How lucky I am to have something that makes saying goodbye so hard.
My Aunt Carol married my Dad's little brother, Jim, in 1959. I was born in 1956, so I have known Carol all my life. They lived in the same house they bought just after they got married, and raised five children there. Jeff came about ten months after they got married. The identical twins were born on Jeff's first birthday. Carol never EVER knew she was having twins, until the first one came out and they told her she wasn't done. Sue, the fourth child, had to be removed with forceps, and is still affected by it. She has severe epilepsy, and mental disabilities, which made it almost impossible for Sue to leave home, and Carol took care of her every single day of her life, and I am sure made her breakfast the morning of her surgery. Sally, the miracle baby, was born ten years after Jeff, and has been a joy for everyone.
Carol, who married Jim just after she graduated from high school, convinced all four of her kids (that were able) to go to college. She was always encouraging, always so funny, and so full of spunk and love, it is no wonder she raised some awesome kids.
When Sally was in High School, she went to Germany for a year as an exchange student. Neither Jim or Carol had ever been on an airplane, but wanted to go see Sally. They asked me if I would go, and drive them around Europe. I jumped at the chance, and drove them all over Germany, Austria, Switzerland, France and Belgium for three weeks. We were on a mission to find the gravesite where Carol's uncle was buried after dying in the Battle of the Bulge. We found him in a gravesite in Northern Belgium, and all cried, knowing we were the first family members who had ever even known where he was buried. That moment of Carol seeing her Uncle's grave will be with me forever. So will the trip we all took, cruising all over Europe.

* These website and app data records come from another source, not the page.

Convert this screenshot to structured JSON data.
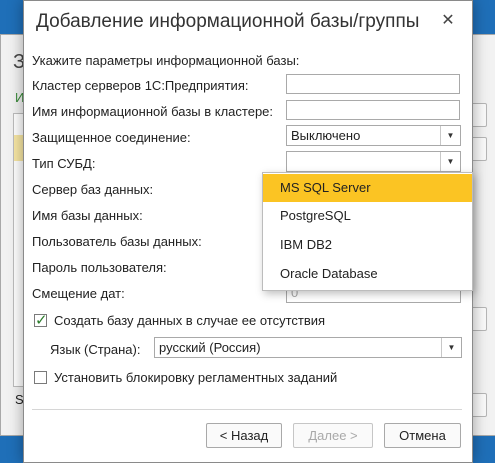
{
  "background_window": {
    "title": "З",
    "link": "И",
    "footer": "S"
  },
  "dialog": {
    "title": "Добавление информационной базы/группы",
    "close_icon": "✕",
    "hint": "Укажите параметры информационной базы:",
    "labels": {
      "cluster": "Кластер серверов 1С:Предприятия:",
      "ib_name": "Имя информационной базы в кластере:",
      "secure": "Защищенное соединение:",
      "dbms": "Тип СУБД:",
      "db_server": "Сервер баз данных:",
      "db_name": "Имя базы данных:",
      "db_user": "Пользователь базы данных:",
      "db_password": "Пароль пользователя:",
      "date_offset": "Смещение дат:"
    },
    "values": {
      "cluster": "",
      "ib_name": "",
      "secure": "Выключено",
      "dbms": "",
      "date_offset": "0"
    },
    "dbms_options": [
      "MS SQL Server",
      "PostgreSQL",
      "IBM DB2",
      "Oracle Database"
    ],
    "create_db_label": "Создать базу данных в случае ее отсутствия",
    "language_label": "Язык (Страна):",
    "language_value": "русский (Россия)",
    "block_jobs_label": "Установить блокировку регламентных заданий",
    "buttons": {
      "back": "< Назад",
      "next": "Далее >",
      "cancel": "Отмена"
    }
  }
}
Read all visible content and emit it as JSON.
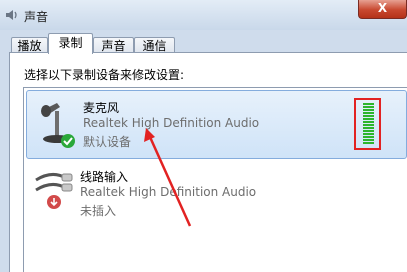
{
  "window": {
    "title": "声音",
    "close_label": "X"
  },
  "tabs": [
    {
      "label": "播放",
      "active": false
    },
    {
      "label": "录制",
      "active": true
    },
    {
      "label": "声音",
      "active": false
    },
    {
      "label": "通信",
      "active": false
    }
  ],
  "instruction": "选择以下录制设备来修改设置:",
  "devices": [
    {
      "name": "麦克风",
      "driver": "Realtek High Definition Audio",
      "status": "默认设备",
      "selected": true,
      "icon": "microphone-icon",
      "status_icon": "check-badge-icon"
    },
    {
      "name": "线路输入",
      "driver": "Realtek High Definition Audio",
      "status": "未插入",
      "selected": false,
      "icon": "line-in-cable-icon",
      "status_icon": "unplugged-badge-icon"
    }
  ],
  "level_meter": {
    "level": 1.0,
    "color": "#2db52d",
    "highlight_color": "#e22222"
  },
  "annotation": {
    "arrow_color": "#e22222"
  }
}
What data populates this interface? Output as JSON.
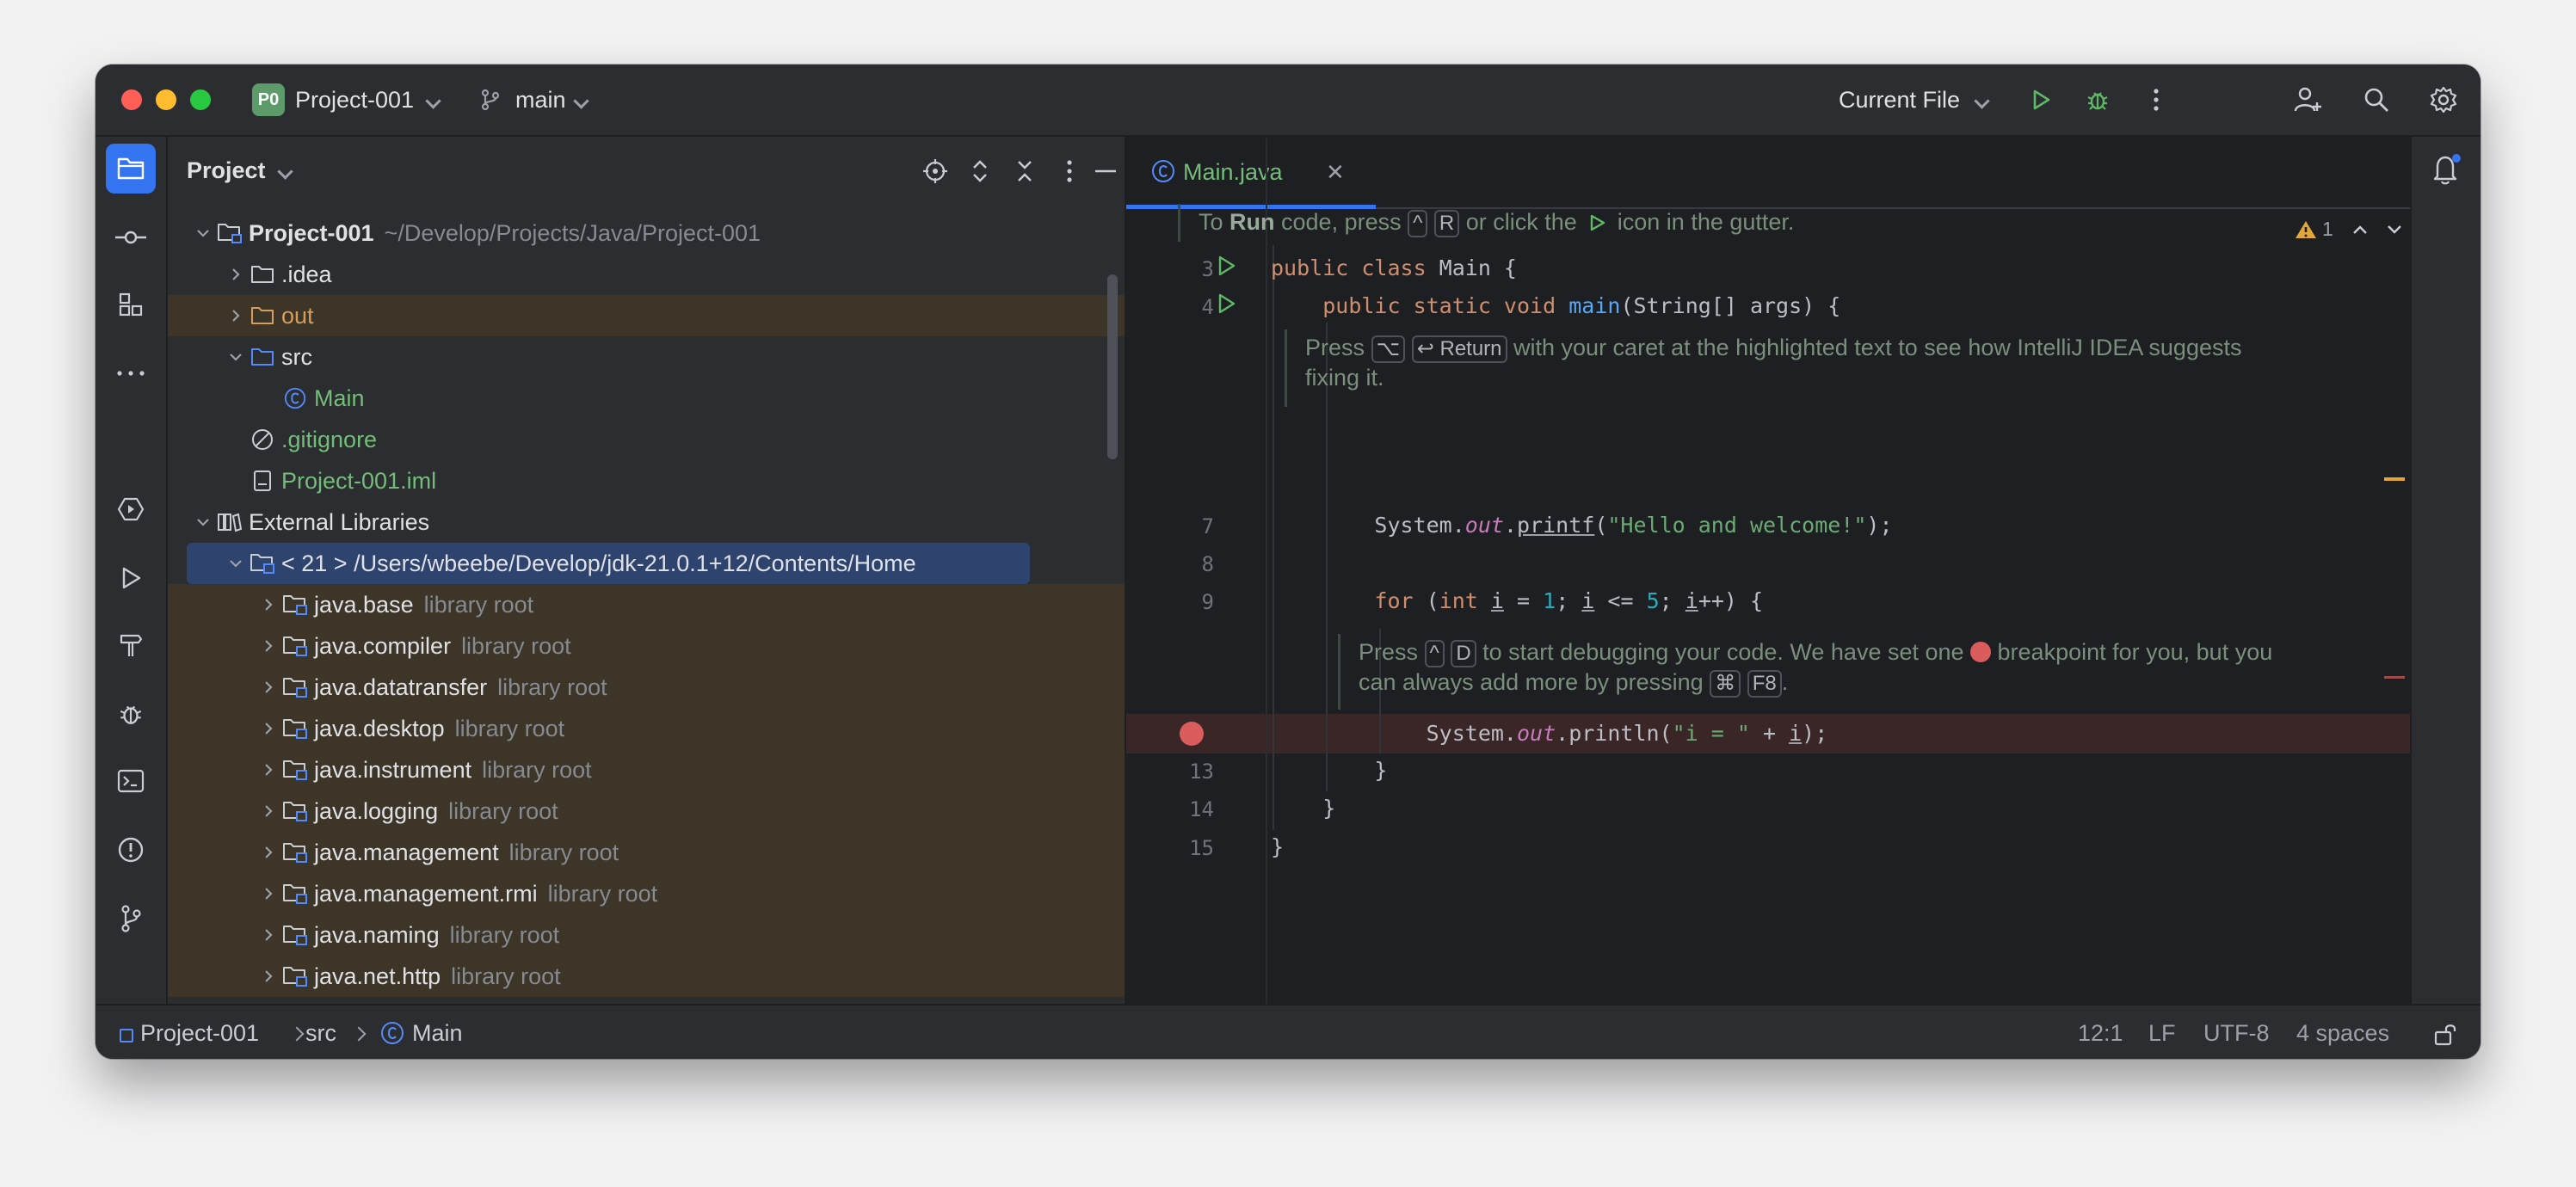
{
  "titlebar": {
    "project_badge": "P0",
    "project_name": "Project-001",
    "branch": "main",
    "run_config": "Current File"
  },
  "project_panel": {
    "title": "Project",
    "tree": [
      {
        "name": "Project-001",
        "suffix": "~/Develop/Projects/Java/Project-001",
        "indent": 0,
        "icon": "module-folder-icon",
        "expanded": true,
        "bold": true
      },
      {
        "name": ".idea",
        "suffix": "",
        "indent": 1,
        "icon": "folder-icon",
        "expanded": false
      },
      {
        "name": "out",
        "suffix": "",
        "indent": 1,
        "icon": "folder-orange-icon",
        "expanded": false,
        "style": "orange",
        "bg": "out"
      },
      {
        "name": "src",
        "suffix": "",
        "indent": 1,
        "icon": "source-folder-icon",
        "expanded": true
      },
      {
        "name": "Main",
        "suffix": "",
        "indent": 2,
        "icon": "class-icon",
        "style": "green",
        "leaf": true
      },
      {
        "name": ".gitignore",
        "suffix": "",
        "indent": 1,
        "icon": "ignore-file-icon",
        "style": "green",
        "leaf": true
      },
      {
        "name": "Project-001.iml",
        "suffix": "",
        "indent": 1,
        "icon": "iml-file-icon",
        "style": "green",
        "leaf": true
      },
      {
        "name": "External Libraries",
        "suffix": "",
        "indent": 0,
        "icon": "libraries-icon",
        "expanded": true
      },
      {
        "name": "< 21 >  /Users/wbeebe/Develop/jdk-21.0.1+12/Contents/Home",
        "suffix": "",
        "indent": 1,
        "icon": "jdk-folder-icon",
        "expanded": true,
        "selected": true
      },
      {
        "name": "java.base",
        "suffix": "library root",
        "indent": 2,
        "icon": "library-folder-icon",
        "expanded": false,
        "bg": "lib"
      },
      {
        "name": "java.compiler",
        "suffix": "library root",
        "indent": 2,
        "icon": "library-folder-icon",
        "expanded": false,
        "bg": "lib"
      },
      {
        "name": "java.datatransfer",
        "suffix": "library root",
        "indent": 2,
        "icon": "library-folder-icon",
        "expanded": false,
        "bg": "lib"
      },
      {
        "name": "java.desktop",
        "suffix": "library root",
        "indent": 2,
        "icon": "library-folder-icon",
        "expanded": false,
        "bg": "lib"
      },
      {
        "name": "java.instrument",
        "suffix": "library root",
        "indent": 2,
        "icon": "library-folder-icon",
        "expanded": false,
        "bg": "lib"
      },
      {
        "name": "java.logging",
        "suffix": "library root",
        "indent": 2,
        "icon": "library-folder-icon",
        "expanded": false,
        "bg": "lib"
      },
      {
        "name": "java.management",
        "suffix": "library root",
        "indent": 2,
        "icon": "library-folder-icon",
        "expanded": false,
        "bg": "lib"
      },
      {
        "name": "java.management.rmi",
        "suffix": "library root",
        "indent": 2,
        "icon": "library-folder-icon",
        "expanded": false,
        "bg": "lib"
      },
      {
        "name": "java.naming",
        "suffix": "library root",
        "indent": 2,
        "icon": "library-folder-icon",
        "expanded": false,
        "bg": "lib"
      },
      {
        "name": "java.net.http",
        "suffix": "library root",
        "indent": 2,
        "icon": "library-folder-icon",
        "expanded": false,
        "bg": "lib"
      }
    ]
  },
  "editor": {
    "tab_label": "Main.java",
    "warning_count": "1",
    "hint1": {
      "pre": "To ",
      "run": "Run",
      "mid": " code, press ",
      "key1": "^",
      "key2": "R",
      "post1": " or click the ",
      "post2": " icon in the gutter."
    },
    "hint2": {
      "pre": "Press ",
      "key1": "⌥",
      "key2": "↩ Return",
      "post": " with your caret at the highlighted text to see how IntelliJ IDEA suggests",
      "line2": "fixing it."
    },
    "hint3": {
      "pre": "Press ",
      "key1": "^",
      "key2": "D",
      "mid": " to start debugging your code. We have set one ",
      "post": " breakpoint for you, but you",
      "line2a": "can always add more by pressing ",
      "key3": "⌘",
      "key4": "F8",
      "line2b": "."
    },
    "line_numbers": [
      "3",
      "4",
      "7",
      "8",
      "9",
      "13",
      "14",
      "15"
    ]
  },
  "statusbar": {
    "crumb_project": "Project-001",
    "crumb_src": "src",
    "crumb_main": "Main",
    "position": "12:1",
    "line_sep": "LF",
    "encoding": "UTF-8",
    "indent": "4 spaces"
  }
}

Carol went into the hospital yesterday for routine (?) heart surgery. Everything went well, and her daughter even called my Dad to say that Carol was resting comfortably. Within an hour, she had died. My heart is broken. The world has lost a magnificent woman, one who influenced all of us, with her heart of gold, and her devotion to all of us.
I am so glad that I went to see her and Sue this past summer. Carol lost her husband Jim, earlier in the year, after a LONG illness, and I had never seen her so content. Jim was not an easy man to deal with, but their family was OK, because Carol took the brunt of Jim's behavior. Carol was happy, and looked fit and better than I had seen her in a long time.
She meant the world to me. She made me realize that if you set your mind to something, you can accomplish almost anything. One of her kids has a PhD, two have Masters degrees. These are the offspring of a woman who had never had anyone in her family go to college.
She was a small town girl, with wisdom far beyond what most have.
I am sure my cousins are devastated today. She was their north star. I know I have lost a big piece of my heart today, and am forever grateful that she has been such an important part of my life.
I will miss you always, Aunt Carol.
For the rest of you, spend your love with abandon, and know that we can lose anyone at any time. Always live like this is your most cherished day.